_Data records for software interfaces_.
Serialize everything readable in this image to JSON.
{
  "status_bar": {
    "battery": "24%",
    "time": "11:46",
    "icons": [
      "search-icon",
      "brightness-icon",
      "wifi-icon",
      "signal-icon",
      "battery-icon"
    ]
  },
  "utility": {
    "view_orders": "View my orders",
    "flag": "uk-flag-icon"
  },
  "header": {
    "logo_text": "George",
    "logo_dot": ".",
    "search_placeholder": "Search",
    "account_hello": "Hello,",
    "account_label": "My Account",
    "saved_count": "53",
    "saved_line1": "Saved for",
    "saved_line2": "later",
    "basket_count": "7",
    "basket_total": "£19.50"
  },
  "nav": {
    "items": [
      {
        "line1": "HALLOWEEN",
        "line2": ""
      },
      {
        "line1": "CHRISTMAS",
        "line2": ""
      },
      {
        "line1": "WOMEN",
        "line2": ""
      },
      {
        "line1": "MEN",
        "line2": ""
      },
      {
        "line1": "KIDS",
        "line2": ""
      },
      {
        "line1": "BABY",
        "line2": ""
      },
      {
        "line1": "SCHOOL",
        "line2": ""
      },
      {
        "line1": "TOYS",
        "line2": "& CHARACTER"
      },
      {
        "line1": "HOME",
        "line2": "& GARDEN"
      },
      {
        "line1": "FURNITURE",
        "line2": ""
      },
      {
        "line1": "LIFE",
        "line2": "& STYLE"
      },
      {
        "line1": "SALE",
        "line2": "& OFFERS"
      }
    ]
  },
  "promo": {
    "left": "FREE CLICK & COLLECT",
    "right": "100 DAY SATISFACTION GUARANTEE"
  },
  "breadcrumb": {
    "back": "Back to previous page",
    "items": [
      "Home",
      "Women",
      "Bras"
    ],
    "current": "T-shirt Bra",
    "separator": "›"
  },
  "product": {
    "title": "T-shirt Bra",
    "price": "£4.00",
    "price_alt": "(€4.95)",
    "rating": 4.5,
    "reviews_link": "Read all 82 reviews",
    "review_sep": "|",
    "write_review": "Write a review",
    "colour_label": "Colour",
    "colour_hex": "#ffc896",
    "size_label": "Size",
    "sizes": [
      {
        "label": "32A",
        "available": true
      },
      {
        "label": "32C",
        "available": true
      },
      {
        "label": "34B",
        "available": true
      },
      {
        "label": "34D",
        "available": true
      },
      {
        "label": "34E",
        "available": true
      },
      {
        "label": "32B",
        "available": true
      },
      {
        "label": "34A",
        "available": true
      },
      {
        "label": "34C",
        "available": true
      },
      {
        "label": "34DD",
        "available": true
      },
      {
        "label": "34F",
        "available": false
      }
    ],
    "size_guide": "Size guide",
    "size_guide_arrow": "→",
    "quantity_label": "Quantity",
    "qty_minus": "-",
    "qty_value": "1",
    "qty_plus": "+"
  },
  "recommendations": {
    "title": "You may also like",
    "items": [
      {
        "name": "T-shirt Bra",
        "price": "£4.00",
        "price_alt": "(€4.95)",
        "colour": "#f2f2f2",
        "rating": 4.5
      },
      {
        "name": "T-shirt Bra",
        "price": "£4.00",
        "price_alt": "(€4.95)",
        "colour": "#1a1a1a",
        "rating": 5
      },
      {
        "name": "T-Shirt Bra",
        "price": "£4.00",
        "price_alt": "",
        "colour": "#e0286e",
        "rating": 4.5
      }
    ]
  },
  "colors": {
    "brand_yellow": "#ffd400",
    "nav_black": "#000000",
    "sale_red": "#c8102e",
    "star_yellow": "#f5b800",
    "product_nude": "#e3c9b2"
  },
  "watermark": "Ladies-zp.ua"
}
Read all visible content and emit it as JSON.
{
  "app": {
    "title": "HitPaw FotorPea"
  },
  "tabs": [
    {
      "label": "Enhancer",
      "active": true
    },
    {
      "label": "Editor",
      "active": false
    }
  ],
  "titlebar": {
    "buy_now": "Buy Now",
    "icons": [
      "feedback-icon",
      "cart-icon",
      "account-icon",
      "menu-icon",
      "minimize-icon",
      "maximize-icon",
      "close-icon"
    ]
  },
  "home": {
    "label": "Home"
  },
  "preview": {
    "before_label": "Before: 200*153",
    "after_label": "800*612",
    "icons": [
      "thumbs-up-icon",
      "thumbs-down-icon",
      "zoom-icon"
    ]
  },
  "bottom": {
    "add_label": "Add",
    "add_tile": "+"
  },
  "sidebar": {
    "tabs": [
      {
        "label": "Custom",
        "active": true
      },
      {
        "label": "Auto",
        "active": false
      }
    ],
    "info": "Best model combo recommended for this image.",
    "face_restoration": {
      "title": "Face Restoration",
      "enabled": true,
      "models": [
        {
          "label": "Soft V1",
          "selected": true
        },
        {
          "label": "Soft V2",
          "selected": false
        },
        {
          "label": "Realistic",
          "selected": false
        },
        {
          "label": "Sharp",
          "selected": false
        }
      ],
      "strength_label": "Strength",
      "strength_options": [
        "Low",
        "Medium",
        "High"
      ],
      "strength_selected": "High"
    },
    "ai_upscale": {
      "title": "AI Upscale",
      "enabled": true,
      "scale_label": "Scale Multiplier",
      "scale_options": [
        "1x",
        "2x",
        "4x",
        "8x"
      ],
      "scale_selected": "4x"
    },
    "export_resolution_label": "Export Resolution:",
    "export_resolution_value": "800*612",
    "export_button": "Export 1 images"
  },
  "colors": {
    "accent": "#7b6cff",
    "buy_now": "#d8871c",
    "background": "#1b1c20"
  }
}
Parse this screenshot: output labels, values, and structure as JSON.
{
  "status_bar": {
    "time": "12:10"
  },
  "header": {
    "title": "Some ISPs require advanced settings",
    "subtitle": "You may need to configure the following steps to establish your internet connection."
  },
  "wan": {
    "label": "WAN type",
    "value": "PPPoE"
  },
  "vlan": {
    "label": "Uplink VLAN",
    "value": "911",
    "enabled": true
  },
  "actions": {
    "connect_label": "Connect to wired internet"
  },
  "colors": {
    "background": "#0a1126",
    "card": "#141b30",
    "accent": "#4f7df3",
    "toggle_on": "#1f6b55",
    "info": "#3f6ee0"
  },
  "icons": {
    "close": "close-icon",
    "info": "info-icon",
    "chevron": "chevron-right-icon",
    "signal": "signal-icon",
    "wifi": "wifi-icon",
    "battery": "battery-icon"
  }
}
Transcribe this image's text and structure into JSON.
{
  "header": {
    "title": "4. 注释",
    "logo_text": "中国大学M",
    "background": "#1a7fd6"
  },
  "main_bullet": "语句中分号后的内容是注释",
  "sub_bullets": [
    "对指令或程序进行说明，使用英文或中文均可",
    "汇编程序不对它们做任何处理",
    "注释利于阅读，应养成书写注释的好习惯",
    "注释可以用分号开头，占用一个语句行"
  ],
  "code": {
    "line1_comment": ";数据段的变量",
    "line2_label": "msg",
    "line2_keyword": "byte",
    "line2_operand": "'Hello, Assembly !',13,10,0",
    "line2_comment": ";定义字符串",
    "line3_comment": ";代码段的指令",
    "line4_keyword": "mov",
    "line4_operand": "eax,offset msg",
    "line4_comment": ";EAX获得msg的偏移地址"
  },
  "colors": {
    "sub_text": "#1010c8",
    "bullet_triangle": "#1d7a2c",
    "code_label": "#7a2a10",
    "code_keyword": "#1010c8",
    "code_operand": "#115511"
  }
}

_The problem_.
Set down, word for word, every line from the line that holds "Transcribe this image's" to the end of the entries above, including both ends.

_Solution to this task_.
Transcribe this image's text and structure into JSON.
{
  "header": {
    "title": "4. 注释",
    "logo_text": "中国大学M",
    "background": "#1a7fd6"
  },
  "main_bullet": "语句中分号后的内容是注释",
  "sub_bullets": [
    "对指令或程序进行说明，使用英文或中文均可",
    "汇编程序不对它们做任何处理",
    "注释利于阅读，应养成书写注释的好习惯",
    "注释可以用分号开头，占用一个语句行"
  ],
  "code": {
    "line1_comment": ";数据段的变量",
    "line2_label": "msg",
    "line2_keyword": "byte",
    "line2_operand": "'Hello, Assembly !',13,10,0",
    "line2_comment": ";定义字符串",
    "line3_comment": ";代码段的指令",
    "line4_keyword": "mov",
    "line4_operand": "eax,offset msg",
    "line4_comment": ";EAX获得msg的偏移地址"
  },
  "colors": {
    "sub_text": "#1010c8",
    "bullet_triangle": "#1d7a2c",
    "code_label": "#7a2a10",
    "code_keyword": "#1010c8",
    "code_operand": "#115511"
  }
}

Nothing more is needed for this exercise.